‘Viewpoints‘ invites guest authors from outside of Wells Fargo to share an important perspective related to their work. Today, we welcome Colleen Deere, executive director of American Corporate Partners.
When my husband, Steve, was thinking of leaving the Army in 2010 to return to civilian life in New York City, we created resumes and signed up for job fairs designed to connect veterans and military spouses with companies looking to hire us. However, we left empty-handed and defeated.
We faced the prospect of moving 1,500 miles back home to be unemployed — despite having college degrees, great references, and a wide array of valuable skills.
Like many veterans and their spouses, we weren’t just looking for “jobs” — we wanted careers. After moving half a dozen times in five years, we sought stability, growth potential, and the ability to make an impact. But there was a gap between what we knew we wanted and what we were ready for.
That’s where American Corporate Partners comes in, with a volunteer army of mentors who have signed up to help maximize the likelihood that a veteran lands the right career. I’ve been part of the American Corporate Partners team for nine years now, working every day to support veterans in their transition to new civilian careers.
Through ACP, Steve met with a phenomenal mentor who took the time to prepare him for interviews and talk with him about how to translate his skills from leading combat missions in Iraq to working as an associate at a large financial firm.
Once Steve landed a job, his mentor made sure he felt comfortable and successful in his new role and encouraged him to seek out opportunities for advancement. More than seven years later, they are still in touch.
Helping returning veterans find their next careers
Founded in 2008, American Corporate Partners is a nationwide nonprofit on a mission to reduce veteran underemployment. Our unique, customized mentorship program pairs post-9/11 veterans with volunteer mentors from Fortune 500 companies, like Wells Fargo, in a yearlong mentoring relationship.
Veterans and mentors work together on everything from career exploration, resume and interview preparation, small business development, networking, and more.

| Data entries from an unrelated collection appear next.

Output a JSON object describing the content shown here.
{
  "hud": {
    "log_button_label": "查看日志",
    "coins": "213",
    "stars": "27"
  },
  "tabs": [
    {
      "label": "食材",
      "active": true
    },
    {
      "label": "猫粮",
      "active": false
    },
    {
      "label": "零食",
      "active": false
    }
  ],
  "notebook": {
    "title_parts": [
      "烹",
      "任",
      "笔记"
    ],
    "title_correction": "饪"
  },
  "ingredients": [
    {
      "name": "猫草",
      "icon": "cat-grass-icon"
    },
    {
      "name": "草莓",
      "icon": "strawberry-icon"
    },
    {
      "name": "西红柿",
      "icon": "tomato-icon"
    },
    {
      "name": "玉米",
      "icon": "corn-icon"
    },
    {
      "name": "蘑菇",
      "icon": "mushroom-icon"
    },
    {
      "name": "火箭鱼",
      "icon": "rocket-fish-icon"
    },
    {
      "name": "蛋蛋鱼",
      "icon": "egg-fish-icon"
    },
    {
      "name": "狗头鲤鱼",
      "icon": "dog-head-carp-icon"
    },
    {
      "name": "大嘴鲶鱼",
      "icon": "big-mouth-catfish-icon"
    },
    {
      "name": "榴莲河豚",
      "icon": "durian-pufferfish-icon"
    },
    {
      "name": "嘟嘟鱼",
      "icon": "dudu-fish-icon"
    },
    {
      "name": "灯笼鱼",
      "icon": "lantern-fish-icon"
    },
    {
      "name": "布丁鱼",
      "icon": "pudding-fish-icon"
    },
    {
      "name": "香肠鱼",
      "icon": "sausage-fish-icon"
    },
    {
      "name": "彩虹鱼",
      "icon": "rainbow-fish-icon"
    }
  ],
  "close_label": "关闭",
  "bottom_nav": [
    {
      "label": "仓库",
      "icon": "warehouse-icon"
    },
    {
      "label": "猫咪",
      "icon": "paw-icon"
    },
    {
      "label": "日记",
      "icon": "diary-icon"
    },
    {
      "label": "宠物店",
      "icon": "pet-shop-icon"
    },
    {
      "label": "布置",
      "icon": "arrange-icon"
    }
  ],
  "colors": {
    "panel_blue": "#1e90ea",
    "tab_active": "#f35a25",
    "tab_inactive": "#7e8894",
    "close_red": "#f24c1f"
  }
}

At a time when veteran unemployment is at a record low, ACP continues to experience significant growth — ACP received 20% more applications from veterans seeking mentors in 2018 than in the prior year. Across the board, veterans are reporting underemployment to be their primary issue. Veterans leave the military and are instantly unemployed, facing the need to rapidly decide their next career. With only minimal guidance, this stress, along with family and financial pressures, can be overwhelming.
Returning veterans are bombarded from every angle with job boards, job fairs, and job portals promising a quick-fix solution to address their immediate short-term problem: finding post-service employment.
ACP has found that more than seven of every 10 veteran applicants don’t know what they want to do in civilian life, rendering a job fair almost useless. If you aren’t sure where your skills fit in, how do you know what job titles to look for? How do you know what companies have roles that fit you? And what do you do if your military occupation specialty simply doesn’t translate to a civilian career?
Job fairs just aren’t designed to help connect the dots between the job seeker and the job opportunity.
Connecting veterans with business leaders who want to help is what ACP’s mission is all about. ACP’s mentors work one-on-one with veterans to tease out strengths, goals, personality factors, and interests to ensure the veteran selects a career opportunity that’s going to be a good fit.
ACP has engaged an all-volunteer army of some of the brightest, most talented and passionate employees in corporate America to help veterans find their way after the military. Since 2012, more than 260 Wells Fargo team members across the country have mentored 360 veterans with ACP, helping address veteran underemployment one individual at a time.
With more than 1 million veterans expected to transition from the armed forces to civilian life over the next five years, the value of having an experienced mentor is rarely discussed, but it is becoming essential to helping veterans and their spouses find their next careers.